DRYING GLASS PLATES
Plates have to dry out before you coat them so after they are cleaned place them on a drying rack first for all the excess water to drain off (If you don’t have one they are available here.
Now that the water is drained take the plate and dry it with a help of paper towels. Make sure to dry it off completely. After you finish check if the plate is clean by fogging it with your breath. Fog should disappear smoothly. Place the cleaned and dried plates back in the drying rack.
How much emulsion do I need?
In my case I use around 1,5ml of emulsion per one 8x10cm plate. It depends of the type and density of the emulsion you have. You will probably have to make a few tests first. You can always just put too much emulsion on and then drain off the rest.
Different Ways to coat?
There are many different methods of coating.
- Pour the emulsion straight on the plate and coat it by tilting.
- Use glass rod or puddle pusher (Check out blogs from Denise Ross)
- Spin coating
I tried all of these methods but none of them worked as well for me as using a simple combination of tilting and syringe. Benefits of using the surrigne are that you can apply the emulsion slowly wherever you have a blank spot & you can just suck back in any bubbles that are often formed. It gives you much greater control than any of the other methods. Of Course you need to make sure they are clean of any contaminants before you start.
GET THE EMULSION READY
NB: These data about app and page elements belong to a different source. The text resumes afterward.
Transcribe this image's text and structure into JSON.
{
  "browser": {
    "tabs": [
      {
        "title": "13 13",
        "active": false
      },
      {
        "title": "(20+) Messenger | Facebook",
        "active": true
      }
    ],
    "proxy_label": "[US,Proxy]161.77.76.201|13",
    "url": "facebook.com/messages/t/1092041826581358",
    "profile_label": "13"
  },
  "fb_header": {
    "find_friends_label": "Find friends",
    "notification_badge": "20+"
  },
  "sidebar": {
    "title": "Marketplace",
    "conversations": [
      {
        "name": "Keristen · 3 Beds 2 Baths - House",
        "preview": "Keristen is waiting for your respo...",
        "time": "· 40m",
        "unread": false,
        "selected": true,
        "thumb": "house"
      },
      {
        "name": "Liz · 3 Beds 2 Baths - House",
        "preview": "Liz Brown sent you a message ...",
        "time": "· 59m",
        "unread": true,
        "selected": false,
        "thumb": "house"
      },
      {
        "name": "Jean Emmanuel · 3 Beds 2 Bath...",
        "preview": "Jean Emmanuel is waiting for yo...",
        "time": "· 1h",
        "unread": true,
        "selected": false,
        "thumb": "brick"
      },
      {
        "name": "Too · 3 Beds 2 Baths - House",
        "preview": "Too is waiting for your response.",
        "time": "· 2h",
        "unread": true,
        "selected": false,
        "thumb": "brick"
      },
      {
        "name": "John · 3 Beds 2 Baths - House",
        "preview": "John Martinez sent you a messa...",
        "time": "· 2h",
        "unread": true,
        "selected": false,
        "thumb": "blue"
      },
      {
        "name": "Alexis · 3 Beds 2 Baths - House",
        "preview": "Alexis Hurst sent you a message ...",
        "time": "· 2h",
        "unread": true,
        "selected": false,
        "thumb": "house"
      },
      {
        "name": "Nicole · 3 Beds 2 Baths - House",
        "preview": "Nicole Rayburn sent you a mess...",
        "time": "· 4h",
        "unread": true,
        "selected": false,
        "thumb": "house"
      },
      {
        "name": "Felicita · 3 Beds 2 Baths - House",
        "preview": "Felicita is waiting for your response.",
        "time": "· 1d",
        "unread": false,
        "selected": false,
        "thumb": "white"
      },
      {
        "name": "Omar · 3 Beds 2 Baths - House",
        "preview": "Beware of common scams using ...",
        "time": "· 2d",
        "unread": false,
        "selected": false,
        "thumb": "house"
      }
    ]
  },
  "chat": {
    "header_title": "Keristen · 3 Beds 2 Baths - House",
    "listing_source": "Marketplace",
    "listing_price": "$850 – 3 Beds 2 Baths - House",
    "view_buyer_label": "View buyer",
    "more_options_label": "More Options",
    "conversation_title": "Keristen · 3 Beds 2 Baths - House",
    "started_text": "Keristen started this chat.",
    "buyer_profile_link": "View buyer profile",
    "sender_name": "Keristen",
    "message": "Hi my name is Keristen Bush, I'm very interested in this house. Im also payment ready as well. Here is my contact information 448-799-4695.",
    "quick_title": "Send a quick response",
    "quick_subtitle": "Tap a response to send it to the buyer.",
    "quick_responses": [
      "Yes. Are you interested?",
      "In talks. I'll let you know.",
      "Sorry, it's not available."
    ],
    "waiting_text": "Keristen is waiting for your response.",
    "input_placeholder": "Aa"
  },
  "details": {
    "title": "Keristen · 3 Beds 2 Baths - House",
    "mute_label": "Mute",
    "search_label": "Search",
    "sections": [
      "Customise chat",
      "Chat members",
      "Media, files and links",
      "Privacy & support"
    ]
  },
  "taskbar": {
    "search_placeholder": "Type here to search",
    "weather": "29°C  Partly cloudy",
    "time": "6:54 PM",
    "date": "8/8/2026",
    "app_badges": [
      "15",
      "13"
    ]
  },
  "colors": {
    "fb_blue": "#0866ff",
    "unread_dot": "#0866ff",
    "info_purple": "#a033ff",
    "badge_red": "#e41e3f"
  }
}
When the emulsion has melted take a small amount of it out of the tank with a syringe (maximum intake of mine is 5ml which is enough to coat a few glass plates). Squeeze out the emulsion in a small beaker which is sitting in a hot bath (I just put some warm water in a bit bigger beaker). This way emulsions remain liquid throughout the process.
COATING THE GLASS
- Get the cleaned glass plates ready
- Take around 2ml of the emulsion in the syringe and start coating the glass. The way you hold the plate is very important…
How to hold the plate?
Support it from the bottom on your fingers which allows you to tilt the plate and move the emulsion from one edge to the other
- Start applying the emulsion on the glass plate. I usually start in one of the cornes and then move over the whole plate. Make sure that everything is warm enough or emulsion won’t collaborate!
- While moving the emulsion around you can help yourself with the syringe filling in the blind spots.
- Once the whole plate is coated you must get rid of the excess so just tilt the plate on one of the edges and pour the excess back into the beaker. I usually drain off a few drops (not too much or the negative image will be too thin!). After you finish just wipe the back with a piece of paper so the drop that escapes doesn’t stick everywhere and contaminate everything.
HARDENING THE EMULSION
Place the plate on a totally flat and level surface for a few minutes for the gelatine to harden a bit. For this purpose I use a marble slab. Why? Because it is totally flat and usually much cooler than the surroundings which makes the gelatine to harden faster.
In the meantime you can coat other plates 😉
DRYING THE PLATES TO GET DRY-PLATES & STORAGE
After the emulsion has hardened plates can be stored in a light tight drying cabinet or even left on the counter if you have a double door in your darkroom. For this purpose I have built myself a special light tight drying box with a ventilator that can hold up to 5 8x10cm glass plates. This way I can turn the light back on while they dry. Ideally plates should be left drying for 24h. Next day dry plates are ready to store. Turn the Safelights back ON, open the box / cabinet and take the plates out. I store them in black lightsafe bags that I got from used papers & films. Before putting them in each of them is wrapped in an acid free waxed paper that prevents sticking.